Now comes a list of the world's most evil books by a publication called Human Events. They describe themselves as "The National Conservative Weekly" and they have Ann Coulter writing for them so they're probably somewhere to the far right in terms of politics. The list shows this; Marx gets a beating twice and comes first for the Communist Manifesto. What they say about Das Kapital seems a little odd, though:
[He] portray[s] capitalism as an ugly phase in the development of human society in which capitalists inevitably and amorally exploit labor by paying the cheapest possible wages to earn the greatest possible profits.
Maybe it's me, but Marx probably protrays it that way because that's what it is or, at least, was when he was writing. The difference between then and now, of course, is not that capitalism has put aside its self-interestedness and become more benign, but that governments have placed limits on that self-interestedness and demanded some accountability to society. However, in this era of out-sourcing jobs to poorer countries, I don't think you can quibble too much with the definition.
You can quibble with this, though:
He could not have predicted 21st Century America: a free, affluent society based on capitalism and representative government that people the world over envy and seek to emulate.
Or you can just laugh loudly and start thinking of counter-examples and that "free" and "affluent" have to have spectacularly loose definitions in order for the statement to be true. You might also wonder who envies and might want to emulate America at this moment in History.
Two places above Das Kapital, you may notice, is The Kinsey Report. This is evil because:

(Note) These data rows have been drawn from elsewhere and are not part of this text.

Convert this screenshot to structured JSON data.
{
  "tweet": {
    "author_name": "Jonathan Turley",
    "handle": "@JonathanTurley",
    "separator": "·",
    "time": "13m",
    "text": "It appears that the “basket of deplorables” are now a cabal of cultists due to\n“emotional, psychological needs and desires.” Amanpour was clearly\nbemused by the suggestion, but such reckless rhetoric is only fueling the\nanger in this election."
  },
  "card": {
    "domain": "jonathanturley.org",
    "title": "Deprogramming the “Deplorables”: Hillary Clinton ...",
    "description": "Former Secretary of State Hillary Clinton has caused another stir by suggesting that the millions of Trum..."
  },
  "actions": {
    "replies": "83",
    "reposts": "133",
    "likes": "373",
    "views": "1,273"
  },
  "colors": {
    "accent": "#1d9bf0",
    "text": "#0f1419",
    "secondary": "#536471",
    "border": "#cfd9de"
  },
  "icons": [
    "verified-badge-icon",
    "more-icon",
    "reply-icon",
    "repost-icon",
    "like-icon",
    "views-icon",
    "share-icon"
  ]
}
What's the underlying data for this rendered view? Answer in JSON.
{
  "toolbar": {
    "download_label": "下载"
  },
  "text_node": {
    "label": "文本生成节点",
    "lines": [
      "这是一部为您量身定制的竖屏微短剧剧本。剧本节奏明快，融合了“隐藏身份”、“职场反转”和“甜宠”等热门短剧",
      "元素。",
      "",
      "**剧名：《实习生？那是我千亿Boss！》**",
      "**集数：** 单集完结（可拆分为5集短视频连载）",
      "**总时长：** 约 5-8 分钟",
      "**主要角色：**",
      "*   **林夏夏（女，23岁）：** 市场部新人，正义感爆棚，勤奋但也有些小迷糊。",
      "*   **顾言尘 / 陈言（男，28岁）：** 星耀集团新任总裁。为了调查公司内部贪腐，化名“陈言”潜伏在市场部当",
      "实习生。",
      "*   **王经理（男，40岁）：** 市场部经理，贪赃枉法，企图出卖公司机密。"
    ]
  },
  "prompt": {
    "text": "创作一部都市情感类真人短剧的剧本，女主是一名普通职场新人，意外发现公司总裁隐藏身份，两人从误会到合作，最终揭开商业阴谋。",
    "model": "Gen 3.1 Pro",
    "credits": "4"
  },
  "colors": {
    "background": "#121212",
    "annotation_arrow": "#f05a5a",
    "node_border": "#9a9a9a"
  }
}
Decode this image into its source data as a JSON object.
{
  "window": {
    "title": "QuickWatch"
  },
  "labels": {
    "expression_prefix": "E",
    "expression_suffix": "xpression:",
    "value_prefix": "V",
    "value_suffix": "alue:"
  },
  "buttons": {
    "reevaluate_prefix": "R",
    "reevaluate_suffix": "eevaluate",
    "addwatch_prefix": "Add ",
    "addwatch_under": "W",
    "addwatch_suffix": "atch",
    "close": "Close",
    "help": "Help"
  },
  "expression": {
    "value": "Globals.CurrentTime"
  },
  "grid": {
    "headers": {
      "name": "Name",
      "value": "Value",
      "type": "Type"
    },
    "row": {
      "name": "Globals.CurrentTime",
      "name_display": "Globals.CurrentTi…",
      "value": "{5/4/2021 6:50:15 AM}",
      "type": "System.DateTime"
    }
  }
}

The reports were designed to give a scientific gloss to the normalization of promiscuity and deviancy. "Kinsey’s initial report, released in 1948... stunned the nation by saying that American men were so sexually wild that 95% of them could be accused of some kind of sexual offense under 1940s laws," the Washington Times reported last year.
As far as I can tell they mean it's a bad thing when someone tries to accurately describe an aspect of society. It suggests that, for the compilers, a book that exposes a comforting lie as a sham is evil. It's no surprise when you see Darwin is in the also rans. The whole list, apart from the few books that they couldn't ignore, seems anti-thought. Anything the forces you to look at reality and to make you notice that that reality comes up wanting is, almost by definition, evil. The description of Beyond Good & Evil by Freidrich Nietzsche manages to neatly show this, as well as an inability of the compilers to recognise themselves:
"Life itself is essentially appropriation, injury, overpowering of the strange and weaker, suppression, severity, imposition of one’s own forms, incorporation and, at the least and mildest, exploitation," he wrote. The Nazis loved Nietzsche.
Nazis may have loved him, but currently the greatest embodiment of his ideas, as stated above, seems to me to be the Bush administration...